TASK ITEM » Each line that contains the word "title" counts once; give the total for the records below and nothing else.

(Excerpts from an interface dataset)

* * * *

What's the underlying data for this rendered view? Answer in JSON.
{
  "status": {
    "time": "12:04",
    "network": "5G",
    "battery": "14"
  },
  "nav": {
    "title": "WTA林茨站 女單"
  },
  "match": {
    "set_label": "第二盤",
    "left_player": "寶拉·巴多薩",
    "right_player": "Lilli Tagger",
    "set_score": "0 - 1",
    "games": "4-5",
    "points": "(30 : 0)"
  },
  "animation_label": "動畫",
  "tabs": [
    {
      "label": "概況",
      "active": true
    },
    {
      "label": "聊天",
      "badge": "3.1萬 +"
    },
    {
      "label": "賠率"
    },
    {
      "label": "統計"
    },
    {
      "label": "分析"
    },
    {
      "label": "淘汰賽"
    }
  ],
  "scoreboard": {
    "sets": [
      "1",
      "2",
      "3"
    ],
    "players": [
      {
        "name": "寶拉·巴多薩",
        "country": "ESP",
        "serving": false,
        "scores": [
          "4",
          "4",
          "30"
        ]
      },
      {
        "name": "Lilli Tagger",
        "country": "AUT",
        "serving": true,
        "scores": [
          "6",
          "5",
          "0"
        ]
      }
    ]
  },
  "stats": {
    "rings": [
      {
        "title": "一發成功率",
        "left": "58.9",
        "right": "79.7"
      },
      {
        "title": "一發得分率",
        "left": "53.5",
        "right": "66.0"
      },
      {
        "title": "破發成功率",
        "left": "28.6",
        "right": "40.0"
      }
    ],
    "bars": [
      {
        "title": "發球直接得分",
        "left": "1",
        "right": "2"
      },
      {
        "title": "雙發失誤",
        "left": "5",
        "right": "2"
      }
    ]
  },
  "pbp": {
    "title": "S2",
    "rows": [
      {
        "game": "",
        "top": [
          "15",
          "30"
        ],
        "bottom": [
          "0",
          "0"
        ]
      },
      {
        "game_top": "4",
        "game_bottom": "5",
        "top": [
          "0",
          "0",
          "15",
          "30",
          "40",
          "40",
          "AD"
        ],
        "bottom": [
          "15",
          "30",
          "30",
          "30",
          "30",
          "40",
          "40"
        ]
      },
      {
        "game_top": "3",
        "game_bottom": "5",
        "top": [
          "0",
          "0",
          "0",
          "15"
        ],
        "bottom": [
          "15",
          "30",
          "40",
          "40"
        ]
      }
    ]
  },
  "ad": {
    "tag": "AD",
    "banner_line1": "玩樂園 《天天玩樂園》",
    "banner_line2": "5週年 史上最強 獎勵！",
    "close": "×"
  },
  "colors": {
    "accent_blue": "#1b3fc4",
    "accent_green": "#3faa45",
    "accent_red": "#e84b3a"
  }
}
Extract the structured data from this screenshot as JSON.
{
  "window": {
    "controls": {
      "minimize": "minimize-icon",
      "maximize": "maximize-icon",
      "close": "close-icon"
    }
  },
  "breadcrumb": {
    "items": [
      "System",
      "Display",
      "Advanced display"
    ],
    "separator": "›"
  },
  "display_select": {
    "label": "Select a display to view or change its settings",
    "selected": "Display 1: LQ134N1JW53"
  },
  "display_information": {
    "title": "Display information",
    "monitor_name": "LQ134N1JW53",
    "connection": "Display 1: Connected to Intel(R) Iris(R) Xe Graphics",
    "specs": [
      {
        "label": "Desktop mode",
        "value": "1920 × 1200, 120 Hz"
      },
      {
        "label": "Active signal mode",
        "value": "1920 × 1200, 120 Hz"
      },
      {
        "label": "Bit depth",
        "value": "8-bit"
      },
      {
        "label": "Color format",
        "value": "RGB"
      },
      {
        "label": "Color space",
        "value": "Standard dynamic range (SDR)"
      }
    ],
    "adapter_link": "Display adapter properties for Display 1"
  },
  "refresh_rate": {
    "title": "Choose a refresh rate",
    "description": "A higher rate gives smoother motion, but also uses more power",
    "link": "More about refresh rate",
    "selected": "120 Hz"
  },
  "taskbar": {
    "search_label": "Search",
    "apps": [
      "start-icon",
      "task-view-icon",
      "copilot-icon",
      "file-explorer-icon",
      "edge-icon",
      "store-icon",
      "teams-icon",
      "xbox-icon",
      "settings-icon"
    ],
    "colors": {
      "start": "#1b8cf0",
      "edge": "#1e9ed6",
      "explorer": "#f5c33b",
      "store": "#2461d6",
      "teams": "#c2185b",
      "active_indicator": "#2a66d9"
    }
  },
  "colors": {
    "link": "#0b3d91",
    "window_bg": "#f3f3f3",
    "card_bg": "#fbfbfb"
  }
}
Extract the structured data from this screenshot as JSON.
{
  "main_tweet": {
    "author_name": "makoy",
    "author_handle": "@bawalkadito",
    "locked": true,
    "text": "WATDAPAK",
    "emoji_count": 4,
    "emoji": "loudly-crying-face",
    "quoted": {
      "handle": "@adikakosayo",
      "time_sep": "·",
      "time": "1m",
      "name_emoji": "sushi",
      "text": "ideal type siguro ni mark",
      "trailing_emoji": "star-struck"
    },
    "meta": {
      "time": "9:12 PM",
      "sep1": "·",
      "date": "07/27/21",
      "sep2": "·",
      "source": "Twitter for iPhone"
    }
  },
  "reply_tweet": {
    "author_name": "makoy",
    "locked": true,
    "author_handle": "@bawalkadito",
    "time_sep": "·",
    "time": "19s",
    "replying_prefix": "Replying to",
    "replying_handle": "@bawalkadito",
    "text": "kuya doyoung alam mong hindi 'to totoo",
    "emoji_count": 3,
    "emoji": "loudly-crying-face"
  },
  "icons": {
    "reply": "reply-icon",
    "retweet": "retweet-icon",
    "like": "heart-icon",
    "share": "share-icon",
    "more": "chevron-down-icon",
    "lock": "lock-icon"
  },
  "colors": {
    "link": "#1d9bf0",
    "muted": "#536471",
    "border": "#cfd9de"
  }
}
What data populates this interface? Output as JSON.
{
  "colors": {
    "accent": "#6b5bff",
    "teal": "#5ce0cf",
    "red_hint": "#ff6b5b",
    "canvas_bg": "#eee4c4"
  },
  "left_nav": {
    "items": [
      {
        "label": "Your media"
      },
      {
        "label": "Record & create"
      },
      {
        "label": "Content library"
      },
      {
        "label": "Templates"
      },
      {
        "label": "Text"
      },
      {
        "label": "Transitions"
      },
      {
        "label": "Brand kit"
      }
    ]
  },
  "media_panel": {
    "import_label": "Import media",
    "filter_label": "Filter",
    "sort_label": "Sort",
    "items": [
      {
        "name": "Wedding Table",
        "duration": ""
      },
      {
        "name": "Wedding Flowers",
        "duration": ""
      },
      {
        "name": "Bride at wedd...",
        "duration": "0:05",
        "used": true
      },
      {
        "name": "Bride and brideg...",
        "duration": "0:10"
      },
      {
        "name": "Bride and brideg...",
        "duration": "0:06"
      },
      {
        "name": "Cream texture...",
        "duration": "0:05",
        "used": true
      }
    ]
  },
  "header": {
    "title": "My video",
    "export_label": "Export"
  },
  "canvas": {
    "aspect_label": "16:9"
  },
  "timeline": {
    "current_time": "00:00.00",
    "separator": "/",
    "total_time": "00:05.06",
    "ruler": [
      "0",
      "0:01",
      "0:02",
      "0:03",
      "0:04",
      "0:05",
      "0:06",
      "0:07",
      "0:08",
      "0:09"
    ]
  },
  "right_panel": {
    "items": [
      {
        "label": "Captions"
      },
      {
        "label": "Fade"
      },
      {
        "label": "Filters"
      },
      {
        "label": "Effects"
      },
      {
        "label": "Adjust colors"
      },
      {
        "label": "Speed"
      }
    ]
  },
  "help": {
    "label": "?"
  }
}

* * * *

SOLVED EXERCISE » 10